Taking away the pressure. In academic institutions, we are under pressure to learn. Curricula are designed, timelines are established for “covering” curricula, tests and assignments are scheduled. In learning circles, this pressure is taken away. Participation is voluntary. Participants are valued for what they contribute, but not required to contribute. There is nothing that must be learned. We found that the accepting, exploratory nature of learning in learning circles is central to their success as inclusive learning environments.

Exploring. Exploratory learning does more than taking away pressure. It creates opportunities. With no curriculum to follow, no predetermined outcomes, learning circles are free to follow where discussion leads them. In the Multicultural Women’s Group, discussion about preparing food for the meetings has led to discussion about cultural diversity and building trust and acceptance in multicultural communities. In the Family History Group, discussing family history has led to discussion about cultural reclamation in Indigenous communities. Exploratory learning is more than learning without  institutional demands, it is a way of opening up to our potential for learning together. It is inclusive in this positive sense, in what it does as well as in what it does not do.

Outcomes. It follows from all of the above that it is neither possible nor desirable to predetermine outcomes for learning circles.
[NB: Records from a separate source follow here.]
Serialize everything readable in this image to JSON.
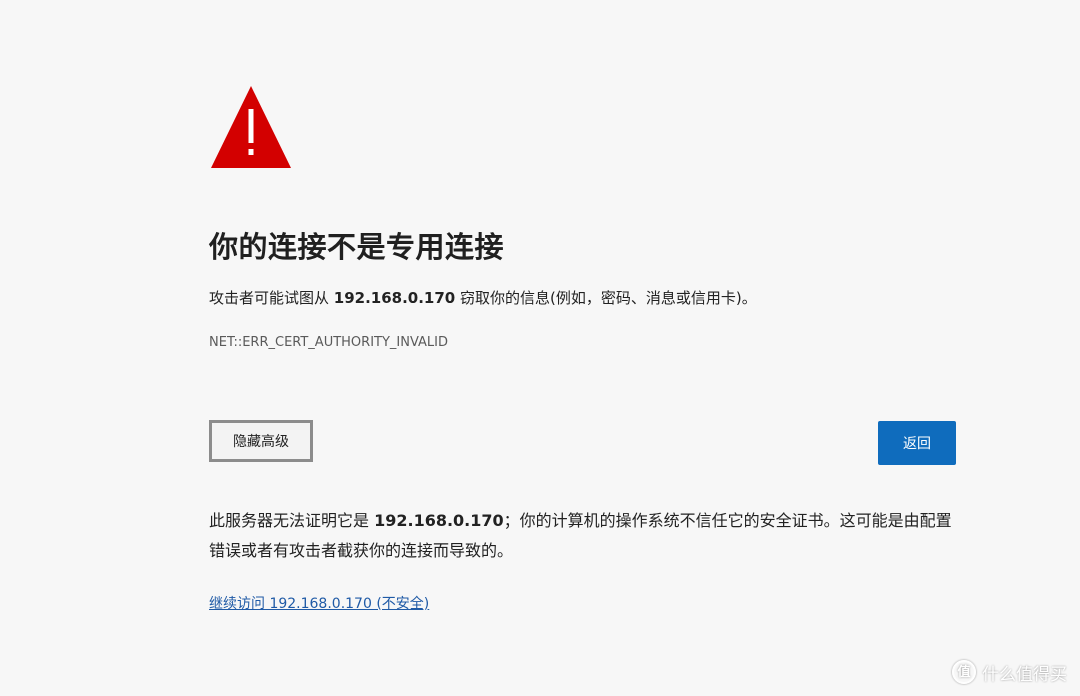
{
  "warning": {
    "icon": "warning-triangle-icon",
    "color": "#d30000"
  },
  "page": {
    "title": "你的连接不是专用连接",
    "intro_prefix": "攻击者可能试图从 ",
    "host": "192.168.0.170",
    "intro_suffix": " 窃取你的信息(例如，密码、消息或信用卡)。",
    "error_code": "NET::ERR_CERT_AUTHORITY_INVALID"
  },
  "buttons": {
    "hide_advanced": "隐藏高级",
    "back": "返回"
  },
  "details": {
    "prefix": "此服务器无法证明它是 ",
    "host": "192.168.0.170",
    "suffix": "；你的计算机的操作系统不信任它的安全证书。这可能是由配置错误或者有攻击者截获你的连接而导致的。"
  },
  "continue_link": "继续访问 192.168.0.170 (不安全)",
  "watermark": {
    "badge": "值",
    "text": "什么值得买"
  },
  "colors": {
    "background": "#f7f7f7",
    "accent_button": "#0f6cbd",
    "link": "#1f5aa6"
  }
}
If a learning circle is inclusive, important learning will take place. The learning circles we studied focused on being inclusive in the ways described in this section. They were:

  • welcoming
  • supportive
  • flexible
  • non-hierarchical
  • self-managed
  • exploratory

By focusing on process, they became inclusive learning environments, and because they were inclusive learning environments, their successes exceeded any outcomes that could have been prescribed in advance.